(Collection entries)
- Opening Delimiter -
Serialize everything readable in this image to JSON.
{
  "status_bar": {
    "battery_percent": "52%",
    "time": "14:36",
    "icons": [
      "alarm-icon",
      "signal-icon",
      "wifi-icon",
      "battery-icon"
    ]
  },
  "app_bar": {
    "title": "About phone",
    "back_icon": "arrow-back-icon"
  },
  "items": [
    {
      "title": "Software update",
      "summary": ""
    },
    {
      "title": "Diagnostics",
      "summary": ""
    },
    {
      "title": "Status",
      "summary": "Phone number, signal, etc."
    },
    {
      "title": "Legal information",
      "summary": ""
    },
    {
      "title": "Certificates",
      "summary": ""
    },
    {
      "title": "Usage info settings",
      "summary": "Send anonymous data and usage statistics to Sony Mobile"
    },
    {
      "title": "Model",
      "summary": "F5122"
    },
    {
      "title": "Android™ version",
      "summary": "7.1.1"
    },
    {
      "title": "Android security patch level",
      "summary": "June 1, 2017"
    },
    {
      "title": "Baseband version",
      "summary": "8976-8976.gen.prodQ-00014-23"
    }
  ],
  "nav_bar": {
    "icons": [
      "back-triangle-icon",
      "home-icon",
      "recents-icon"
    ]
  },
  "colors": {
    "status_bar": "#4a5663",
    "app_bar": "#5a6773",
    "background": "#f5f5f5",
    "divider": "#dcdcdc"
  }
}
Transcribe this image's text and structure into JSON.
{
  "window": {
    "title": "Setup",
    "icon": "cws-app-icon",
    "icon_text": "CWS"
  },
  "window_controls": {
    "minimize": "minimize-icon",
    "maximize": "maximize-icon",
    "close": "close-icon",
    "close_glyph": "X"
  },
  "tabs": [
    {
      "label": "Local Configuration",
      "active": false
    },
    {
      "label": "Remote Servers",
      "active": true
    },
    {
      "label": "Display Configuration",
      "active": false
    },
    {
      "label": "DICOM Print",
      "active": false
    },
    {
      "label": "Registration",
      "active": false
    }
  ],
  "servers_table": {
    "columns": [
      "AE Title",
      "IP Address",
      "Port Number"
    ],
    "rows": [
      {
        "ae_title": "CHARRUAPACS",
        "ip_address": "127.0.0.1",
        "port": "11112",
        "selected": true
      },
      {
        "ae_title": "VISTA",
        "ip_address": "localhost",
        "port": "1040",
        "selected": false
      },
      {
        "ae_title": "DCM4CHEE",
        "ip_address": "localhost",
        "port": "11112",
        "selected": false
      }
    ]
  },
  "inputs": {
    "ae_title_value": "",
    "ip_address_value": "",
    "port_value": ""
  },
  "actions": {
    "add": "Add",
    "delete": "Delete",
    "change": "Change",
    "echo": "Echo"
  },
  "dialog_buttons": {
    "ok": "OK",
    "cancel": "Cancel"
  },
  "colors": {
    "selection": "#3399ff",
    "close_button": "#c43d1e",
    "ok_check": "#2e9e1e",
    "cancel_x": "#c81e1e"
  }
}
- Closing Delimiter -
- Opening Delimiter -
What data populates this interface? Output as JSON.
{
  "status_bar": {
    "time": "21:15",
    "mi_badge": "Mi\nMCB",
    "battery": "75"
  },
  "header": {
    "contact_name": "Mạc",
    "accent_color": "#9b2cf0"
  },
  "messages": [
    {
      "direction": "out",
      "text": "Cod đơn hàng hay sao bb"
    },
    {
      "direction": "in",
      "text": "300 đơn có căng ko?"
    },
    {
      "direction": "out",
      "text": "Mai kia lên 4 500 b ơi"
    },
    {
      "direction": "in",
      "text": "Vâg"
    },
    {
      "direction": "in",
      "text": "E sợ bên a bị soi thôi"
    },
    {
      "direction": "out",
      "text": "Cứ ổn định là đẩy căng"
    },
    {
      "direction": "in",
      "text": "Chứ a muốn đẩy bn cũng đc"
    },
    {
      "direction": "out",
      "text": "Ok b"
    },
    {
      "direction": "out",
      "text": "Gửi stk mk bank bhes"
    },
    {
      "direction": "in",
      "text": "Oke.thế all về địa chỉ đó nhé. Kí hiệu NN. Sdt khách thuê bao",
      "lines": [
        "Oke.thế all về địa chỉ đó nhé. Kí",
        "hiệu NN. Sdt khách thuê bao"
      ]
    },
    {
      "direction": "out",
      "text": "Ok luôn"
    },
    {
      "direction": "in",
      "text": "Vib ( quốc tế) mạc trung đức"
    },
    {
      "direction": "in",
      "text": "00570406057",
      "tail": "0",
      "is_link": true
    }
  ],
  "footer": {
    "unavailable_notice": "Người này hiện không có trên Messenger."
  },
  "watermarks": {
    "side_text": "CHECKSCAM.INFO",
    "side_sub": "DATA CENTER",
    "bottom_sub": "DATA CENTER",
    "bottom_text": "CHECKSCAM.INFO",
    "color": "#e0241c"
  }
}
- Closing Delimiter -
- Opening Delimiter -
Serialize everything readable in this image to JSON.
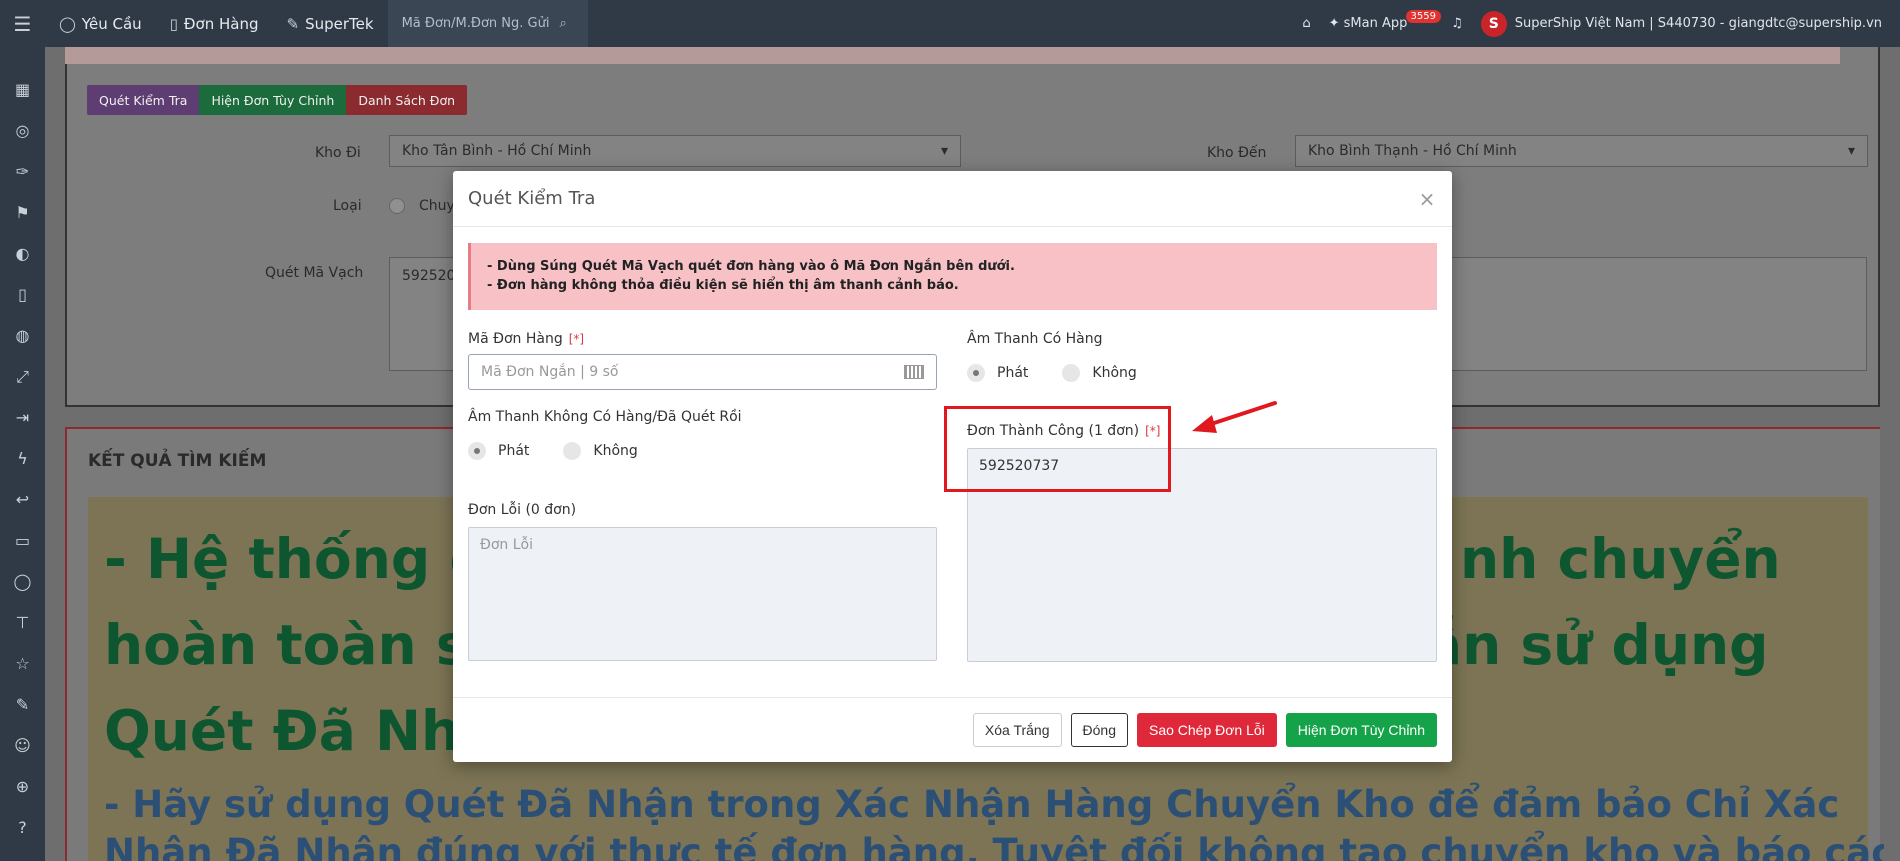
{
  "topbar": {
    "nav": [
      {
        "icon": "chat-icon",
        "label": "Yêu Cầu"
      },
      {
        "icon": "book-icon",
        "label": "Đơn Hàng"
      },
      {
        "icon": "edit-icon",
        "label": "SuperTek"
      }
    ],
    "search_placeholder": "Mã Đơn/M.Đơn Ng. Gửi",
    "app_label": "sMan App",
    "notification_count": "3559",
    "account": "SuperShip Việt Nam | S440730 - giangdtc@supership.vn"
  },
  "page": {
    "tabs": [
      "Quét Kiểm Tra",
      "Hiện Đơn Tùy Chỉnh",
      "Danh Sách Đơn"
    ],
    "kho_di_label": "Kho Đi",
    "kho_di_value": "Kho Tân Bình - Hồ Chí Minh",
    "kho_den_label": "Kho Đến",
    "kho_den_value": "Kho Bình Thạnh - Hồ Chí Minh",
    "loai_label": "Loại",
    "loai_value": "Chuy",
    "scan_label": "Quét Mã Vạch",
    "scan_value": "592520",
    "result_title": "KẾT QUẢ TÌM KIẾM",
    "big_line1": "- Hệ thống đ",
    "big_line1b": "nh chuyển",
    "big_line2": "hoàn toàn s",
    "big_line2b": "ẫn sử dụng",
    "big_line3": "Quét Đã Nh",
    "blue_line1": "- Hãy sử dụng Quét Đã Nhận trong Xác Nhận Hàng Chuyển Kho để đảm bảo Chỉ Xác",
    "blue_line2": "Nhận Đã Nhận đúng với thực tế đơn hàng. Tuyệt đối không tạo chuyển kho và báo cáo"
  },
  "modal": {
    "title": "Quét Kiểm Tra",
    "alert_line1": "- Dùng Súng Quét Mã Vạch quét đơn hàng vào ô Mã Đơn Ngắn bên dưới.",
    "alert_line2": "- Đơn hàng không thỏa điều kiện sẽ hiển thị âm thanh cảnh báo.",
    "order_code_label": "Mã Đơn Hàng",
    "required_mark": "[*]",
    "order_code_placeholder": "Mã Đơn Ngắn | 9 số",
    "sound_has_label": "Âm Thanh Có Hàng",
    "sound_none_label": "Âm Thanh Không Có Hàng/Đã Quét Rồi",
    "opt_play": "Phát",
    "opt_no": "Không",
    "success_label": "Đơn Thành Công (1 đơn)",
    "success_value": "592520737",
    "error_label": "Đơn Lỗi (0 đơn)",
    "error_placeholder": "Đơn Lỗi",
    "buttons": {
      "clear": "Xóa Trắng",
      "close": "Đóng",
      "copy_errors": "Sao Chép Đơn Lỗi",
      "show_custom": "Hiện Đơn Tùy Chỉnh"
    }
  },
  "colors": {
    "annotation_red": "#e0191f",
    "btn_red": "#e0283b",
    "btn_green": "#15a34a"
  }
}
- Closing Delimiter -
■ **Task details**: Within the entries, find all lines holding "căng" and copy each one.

■ **Solution to this exercise**:
      "text": "300 đơn có căng ko?"
      "text": "Cứ ổn định là đẩy căng"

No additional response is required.